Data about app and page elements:
'''

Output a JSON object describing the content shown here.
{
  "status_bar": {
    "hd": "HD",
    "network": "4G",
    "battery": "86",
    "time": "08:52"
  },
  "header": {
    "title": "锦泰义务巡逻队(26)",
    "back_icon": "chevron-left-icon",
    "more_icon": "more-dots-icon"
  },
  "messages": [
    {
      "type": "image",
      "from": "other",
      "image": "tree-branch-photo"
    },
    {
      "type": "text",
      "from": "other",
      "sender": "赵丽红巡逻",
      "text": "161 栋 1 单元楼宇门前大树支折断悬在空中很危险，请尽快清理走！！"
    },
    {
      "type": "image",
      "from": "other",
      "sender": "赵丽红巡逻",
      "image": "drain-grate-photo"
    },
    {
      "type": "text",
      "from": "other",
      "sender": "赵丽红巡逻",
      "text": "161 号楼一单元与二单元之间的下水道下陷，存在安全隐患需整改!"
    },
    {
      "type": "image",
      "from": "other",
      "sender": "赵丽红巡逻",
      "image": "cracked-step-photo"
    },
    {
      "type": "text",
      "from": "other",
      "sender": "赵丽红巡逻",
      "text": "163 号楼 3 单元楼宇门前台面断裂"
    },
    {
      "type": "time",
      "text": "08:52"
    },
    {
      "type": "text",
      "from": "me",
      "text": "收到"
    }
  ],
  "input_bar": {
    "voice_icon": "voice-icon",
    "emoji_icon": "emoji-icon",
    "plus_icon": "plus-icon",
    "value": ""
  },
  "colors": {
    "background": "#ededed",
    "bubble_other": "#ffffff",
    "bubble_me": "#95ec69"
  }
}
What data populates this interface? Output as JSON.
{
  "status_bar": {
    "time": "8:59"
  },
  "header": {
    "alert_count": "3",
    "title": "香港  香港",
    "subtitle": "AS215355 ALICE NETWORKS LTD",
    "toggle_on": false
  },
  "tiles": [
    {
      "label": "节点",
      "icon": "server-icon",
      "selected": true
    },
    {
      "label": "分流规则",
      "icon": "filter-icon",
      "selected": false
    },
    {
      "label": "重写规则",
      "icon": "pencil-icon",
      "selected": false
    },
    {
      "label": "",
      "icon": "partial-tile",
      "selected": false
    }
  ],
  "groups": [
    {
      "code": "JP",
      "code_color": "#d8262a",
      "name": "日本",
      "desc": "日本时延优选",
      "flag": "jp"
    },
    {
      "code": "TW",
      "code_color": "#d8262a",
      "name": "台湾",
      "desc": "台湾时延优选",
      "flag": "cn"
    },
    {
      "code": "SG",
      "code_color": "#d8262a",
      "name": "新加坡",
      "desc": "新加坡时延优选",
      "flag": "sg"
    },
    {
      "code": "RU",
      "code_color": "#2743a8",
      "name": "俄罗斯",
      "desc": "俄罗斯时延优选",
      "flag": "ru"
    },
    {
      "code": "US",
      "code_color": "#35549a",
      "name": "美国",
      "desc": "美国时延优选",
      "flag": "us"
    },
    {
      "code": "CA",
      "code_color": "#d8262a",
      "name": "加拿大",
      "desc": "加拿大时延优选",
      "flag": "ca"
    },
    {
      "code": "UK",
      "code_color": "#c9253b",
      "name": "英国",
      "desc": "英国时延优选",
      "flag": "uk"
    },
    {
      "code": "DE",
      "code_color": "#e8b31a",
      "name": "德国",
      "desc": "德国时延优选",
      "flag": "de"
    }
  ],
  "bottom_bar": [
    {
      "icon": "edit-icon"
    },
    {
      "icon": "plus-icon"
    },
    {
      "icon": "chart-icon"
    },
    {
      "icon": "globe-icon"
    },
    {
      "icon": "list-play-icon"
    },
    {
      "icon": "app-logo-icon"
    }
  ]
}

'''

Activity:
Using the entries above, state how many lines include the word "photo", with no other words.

Result:
3